*AVAILABLE DATA:*
⁂
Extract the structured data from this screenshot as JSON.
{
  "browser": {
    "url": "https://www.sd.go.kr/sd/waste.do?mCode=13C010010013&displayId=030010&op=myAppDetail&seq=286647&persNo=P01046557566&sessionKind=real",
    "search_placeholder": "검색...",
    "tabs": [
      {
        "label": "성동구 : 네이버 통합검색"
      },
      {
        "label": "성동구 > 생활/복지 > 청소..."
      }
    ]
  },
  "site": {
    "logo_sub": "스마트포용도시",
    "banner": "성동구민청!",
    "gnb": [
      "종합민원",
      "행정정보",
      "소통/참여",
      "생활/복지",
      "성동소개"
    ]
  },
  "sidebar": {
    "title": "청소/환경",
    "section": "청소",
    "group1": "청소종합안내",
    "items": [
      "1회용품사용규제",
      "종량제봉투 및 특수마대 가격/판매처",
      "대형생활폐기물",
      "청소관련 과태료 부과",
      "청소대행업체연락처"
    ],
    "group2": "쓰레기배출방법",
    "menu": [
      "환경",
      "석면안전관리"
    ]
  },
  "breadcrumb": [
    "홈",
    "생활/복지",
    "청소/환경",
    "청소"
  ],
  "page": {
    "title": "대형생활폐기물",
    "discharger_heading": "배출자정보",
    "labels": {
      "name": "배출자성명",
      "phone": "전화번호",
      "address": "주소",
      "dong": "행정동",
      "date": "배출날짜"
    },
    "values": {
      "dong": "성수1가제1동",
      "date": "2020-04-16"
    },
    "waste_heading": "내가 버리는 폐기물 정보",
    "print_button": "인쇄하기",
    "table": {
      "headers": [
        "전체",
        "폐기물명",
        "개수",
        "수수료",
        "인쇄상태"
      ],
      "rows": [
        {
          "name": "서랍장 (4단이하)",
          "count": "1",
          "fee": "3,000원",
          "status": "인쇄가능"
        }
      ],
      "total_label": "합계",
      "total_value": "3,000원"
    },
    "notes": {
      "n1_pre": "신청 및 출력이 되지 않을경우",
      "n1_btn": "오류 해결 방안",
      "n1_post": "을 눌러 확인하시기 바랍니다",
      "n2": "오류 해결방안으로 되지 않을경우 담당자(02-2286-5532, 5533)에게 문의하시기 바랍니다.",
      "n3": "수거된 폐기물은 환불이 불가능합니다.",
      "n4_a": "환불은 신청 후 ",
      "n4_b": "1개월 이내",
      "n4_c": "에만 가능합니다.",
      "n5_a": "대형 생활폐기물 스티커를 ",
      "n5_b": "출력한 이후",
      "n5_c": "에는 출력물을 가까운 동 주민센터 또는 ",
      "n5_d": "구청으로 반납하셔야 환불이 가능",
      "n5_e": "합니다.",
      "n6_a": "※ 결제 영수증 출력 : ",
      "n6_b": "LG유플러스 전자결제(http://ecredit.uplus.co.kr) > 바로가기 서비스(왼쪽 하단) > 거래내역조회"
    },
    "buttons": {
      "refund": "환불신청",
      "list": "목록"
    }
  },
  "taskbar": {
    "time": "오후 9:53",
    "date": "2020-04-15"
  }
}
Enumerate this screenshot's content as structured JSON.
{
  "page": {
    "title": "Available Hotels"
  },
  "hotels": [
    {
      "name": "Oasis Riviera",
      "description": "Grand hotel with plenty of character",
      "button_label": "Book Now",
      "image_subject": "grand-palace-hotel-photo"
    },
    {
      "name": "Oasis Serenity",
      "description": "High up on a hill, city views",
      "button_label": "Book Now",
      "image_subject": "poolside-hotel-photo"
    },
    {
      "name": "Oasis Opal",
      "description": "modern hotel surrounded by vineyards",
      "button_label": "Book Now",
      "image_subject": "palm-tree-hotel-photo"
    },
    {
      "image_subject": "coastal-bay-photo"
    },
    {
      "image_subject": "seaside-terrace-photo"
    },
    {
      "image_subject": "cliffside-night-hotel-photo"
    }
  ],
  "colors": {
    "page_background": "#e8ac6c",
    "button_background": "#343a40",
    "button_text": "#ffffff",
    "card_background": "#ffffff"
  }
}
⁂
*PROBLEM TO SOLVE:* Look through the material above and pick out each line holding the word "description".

*FINAL ANSWER:*
      "description": "Grand hotel with plenty of character",
      "description": "High up on a hill, city views",
      "description": "modern hotel surrounded by vineyards",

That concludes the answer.